Norton contra was stopped by the Court.

Dowling J.  Upon the first point I am of opinion that the highest evidence was adduced at the trial, that administration had been granted to these parties. The letters of administration are only evidence of administration having been granted.  In their nature they are only secondary evidence, for they are only the copy of the original minutes of the court, drawn up in a more formal manner.[4 ]  Here the [p. 58] original order of the court, together with the bond, executed, for one administration, were produced in evidence.  As to the second objection, if there be any in consistency in a general verdict on two demises that may be cured by the Plf's (Jno Doe) entering up his judgment on such demise as he elects.  There is not one plf in Ejectment Ind. doe & the declaring on several demises, is only a variation of the mode in which he states his grievance, for more abundant caution; in like manner as a plf in the causes may declare in different courts varying the mode of stating his cause of action.  Then as to there notice to quit.  This is a special agreement between the parties & must be construed without reference to the rules generally applicable  between landlords & tenant. - the true question here is, ``[p. 59] the Defts holding as tenant commence?"  why it commenced on the day he got possession, namely the 6th April.  This tenancy therefore would expire on the 6th April following, although he might have agreed to pay rent up to the 8th of April.  Rent does not determine the question of tenancy.  A man may be a tenant without rent.  The rent is only the mode of valuing the beneficial enjoyment.  There the party had the month's this notice to quit, one month before the first year ended namely on the 6th April, the corresponding day to that in the following year, namely 6th April 1833 when his first year's tenancy would end.

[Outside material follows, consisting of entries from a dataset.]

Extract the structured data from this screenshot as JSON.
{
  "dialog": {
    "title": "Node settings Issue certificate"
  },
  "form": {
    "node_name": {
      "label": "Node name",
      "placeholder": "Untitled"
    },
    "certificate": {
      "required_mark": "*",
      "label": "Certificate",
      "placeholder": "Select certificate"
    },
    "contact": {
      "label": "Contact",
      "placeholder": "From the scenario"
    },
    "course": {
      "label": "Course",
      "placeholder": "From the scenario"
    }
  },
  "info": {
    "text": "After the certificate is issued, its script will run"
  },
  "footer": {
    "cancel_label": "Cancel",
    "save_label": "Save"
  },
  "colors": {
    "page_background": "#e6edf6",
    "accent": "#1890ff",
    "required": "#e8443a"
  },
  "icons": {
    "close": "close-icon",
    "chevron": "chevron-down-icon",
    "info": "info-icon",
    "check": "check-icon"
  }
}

Burton J.  I am of the same opinion.

Forbes C. J.  I have no doubt the plain meaning of the parties, was that the tenancy should commence the day the Deft was let into possession.  The deft. [p. 60] had possession on the 6th April.  The parties were then landlord & tenant, & provided either gave a notice to determine the tenancy one month before the expiration of the first year, that was sufficient.  There such a notice was given.

Rule refused.



[1 ] See also Australian, 10 March 1834.

[2 ] Friday that week was 7 March, not 6 March 1834.

[3 ] See also Australian, 17 March 1834.  The date of the hearing is taken from the Australian, not the Sydney Herald.

[4 ] Marginal note in manuscript: 13 East 220.  8 East 187 1 Lev. 25.  Bull N.P. 246 2 MSS 367.  Phill Ev. 378. 6th Ed.

Published by the Division of Law, Macquarie University